[Page and application data records]
════════════════
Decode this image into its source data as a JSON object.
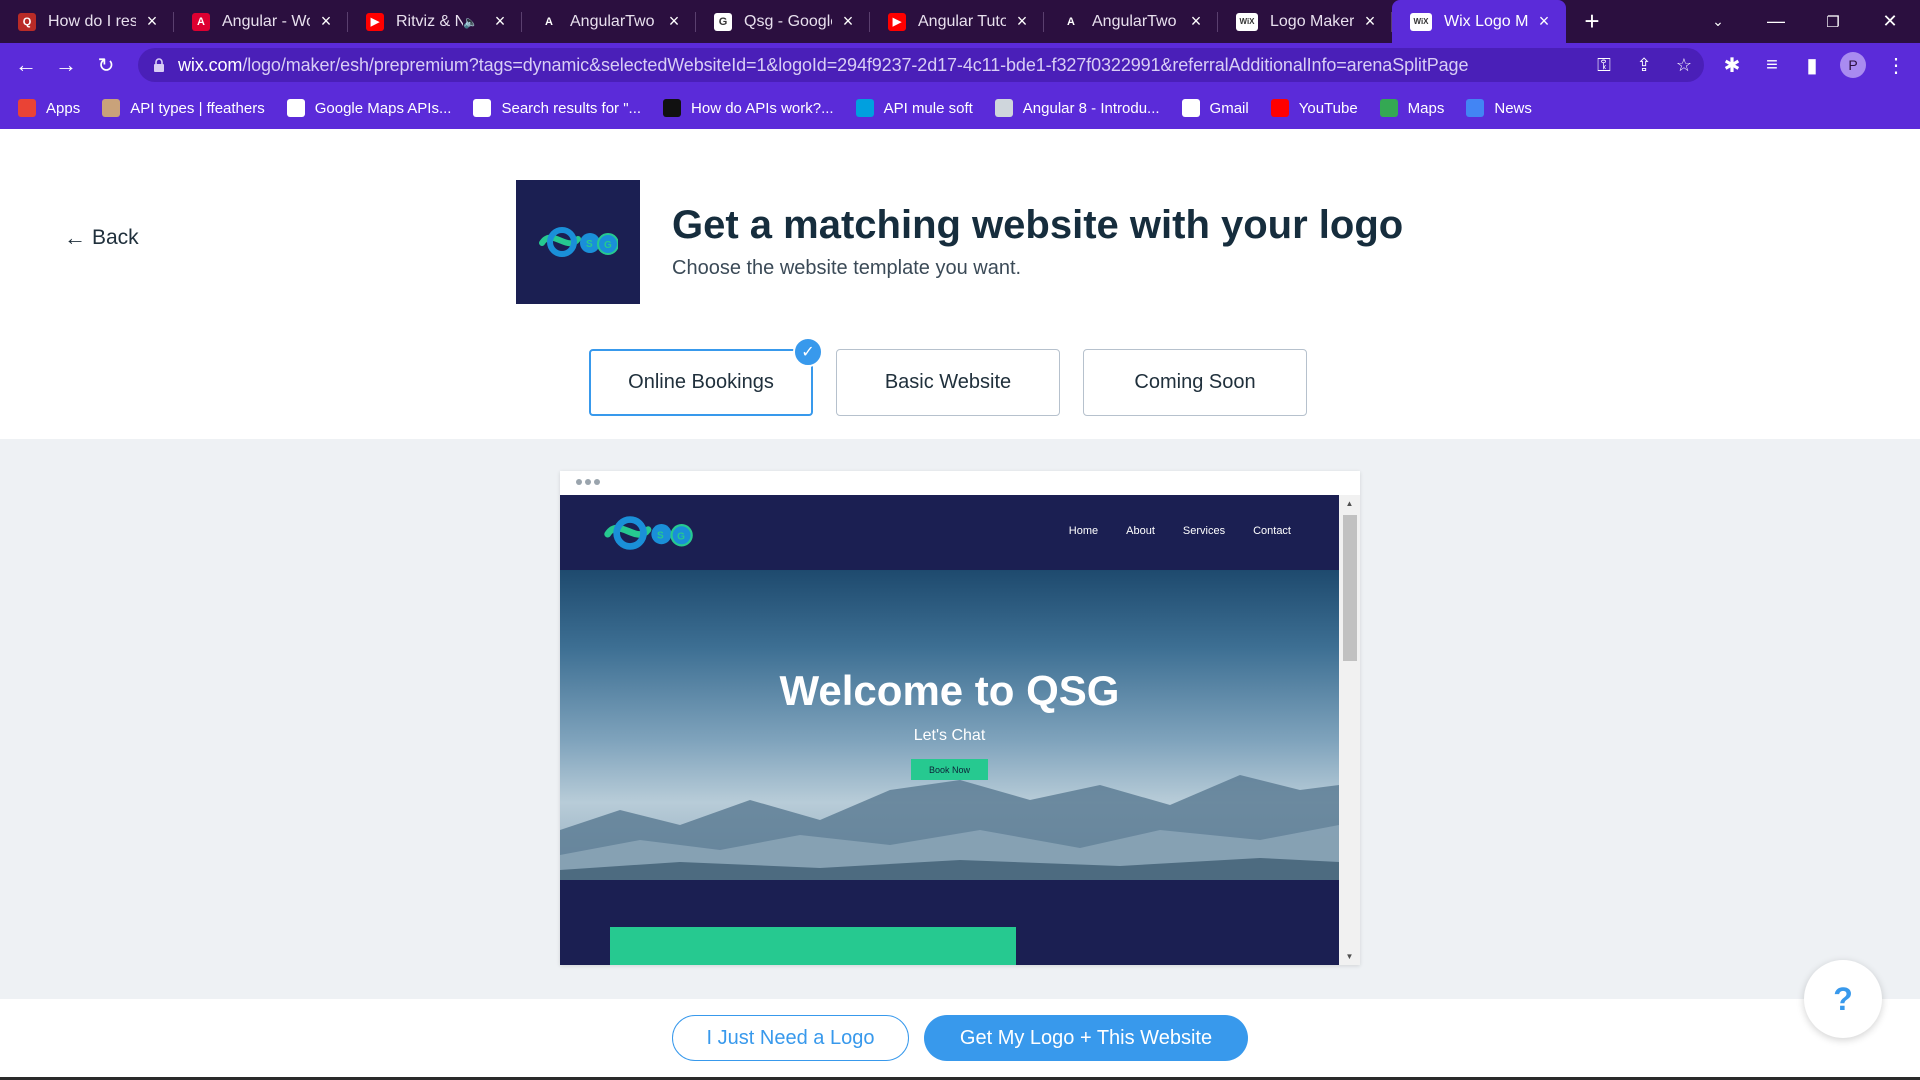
{
  "browser": {
    "tabs": [
      {
        "label": "How do I reso",
        "icon": "quora-icon",
        "color": "#b92b27",
        "glyph": "Q",
        "active": false,
        "audio": false
      },
      {
        "label": "Angular - Wor",
        "icon": "angular-icon",
        "color": "#dd0031",
        "glyph": "A",
        "active": false,
        "audio": false
      },
      {
        "label": "Ritviz & N",
        "icon": "youtube-icon",
        "color": "#ff0000",
        "glyph": "▶",
        "active": false,
        "audio": true
      },
      {
        "label": "AngularTwo",
        "icon": "angulartwo-icon",
        "color": "#2b0f3f",
        "glyph": "A",
        "active": false,
        "audio": false
      },
      {
        "label": "Qsg - Google",
        "icon": "google-icon",
        "color": "#ffffff",
        "glyph": "G",
        "active": false,
        "audio": false
      },
      {
        "label": "Angular Tutor",
        "icon": "youtube-icon",
        "color": "#ff0000",
        "glyph": "▶",
        "active": false,
        "audio": false
      },
      {
        "label": "AngularTwo",
        "icon": "angulartwo-icon",
        "color": "#2b0f3f",
        "glyph": "A",
        "active": false,
        "audio": false
      },
      {
        "label": "Logo Maker |",
        "icon": "wix-icon",
        "color": "#ffffff",
        "glyph": "WiX",
        "active": false,
        "audio": false
      },
      {
        "label": "Wix Logo Mak",
        "icon": "wix-icon",
        "color": "#ffffff",
        "glyph": "WiX",
        "active": true,
        "audio": false
      }
    ],
    "url_host": "wix.com",
    "url_rest": "/logo/maker/esh/prepremium?tags=dynamic&selectedWebsiteId=1&logoId=294f9237-2d17-4c11-bde1-f327f0322991&referralAdditionalInfo=arenaSplitPage",
    "profile_initial": "P",
    "bookmarks": [
      {
        "label": "Apps",
        "icon": "apps-grid-icon",
        "color": "#ea4335"
      },
      {
        "label": "API types | ffeathers",
        "icon": "ffeathers-icon",
        "color": "#c9a27a"
      },
      {
        "label": "Google Maps APIs...",
        "icon": "google-maps-api-icon",
        "color": "#ffffff"
      },
      {
        "label": "Search results for \"...",
        "icon": "search-results-icon",
        "color": "#ffffff"
      },
      {
        "label": "How do APIs work?...",
        "icon": "link-icon",
        "color": "#111111"
      },
      {
        "label": "API mule soft",
        "icon": "mulesoft-icon",
        "color": "#00a0df"
      },
      {
        "label": "Angular 8 - Introdu...",
        "icon": "angular8-icon",
        "color": "#cfd6dc"
      },
      {
        "label": "Gmail",
        "icon": "gmail-icon",
        "color": "#ffffff"
      },
      {
        "label": "YouTube",
        "icon": "youtube-icon",
        "color": "#ff0000"
      },
      {
        "label": "Maps",
        "icon": "maps-icon",
        "color": "#34a853"
      },
      {
        "label": "News",
        "icon": "news-icon",
        "color": "#4285f4"
      }
    ]
  },
  "page": {
    "back_label": "Back",
    "title": "Get a matching website with your logo",
    "subtitle": "Choose the website template you want.",
    "logo_text": "QSG",
    "templates": [
      {
        "label": "Online Bookings",
        "selected": true
      },
      {
        "label": "Basic Website",
        "selected": false
      },
      {
        "label": "Coming Soon",
        "selected": false
      }
    ],
    "preview": {
      "nav": [
        "Home",
        "About",
        "Services",
        "Contact"
      ],
      "hero_title": "Welcome to QSG",
      "hero_subtitle": "Let's Chat",
      "hero_button": "Book Now"
    },
    "secondary_button": "I Just Need a Logo",
    "primary_button": "Get My Logo + This Website",
    "help_label": "?"
  },
  "colors": {
    "accent": "#3899ec",
    "browser_purple": "#5b2bd9",
    "site_navy": "#1b1f52",
    "site_green": "#26c990"
  }
}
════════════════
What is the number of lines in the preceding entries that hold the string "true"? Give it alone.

#### [SOLVED PROBLEM]
3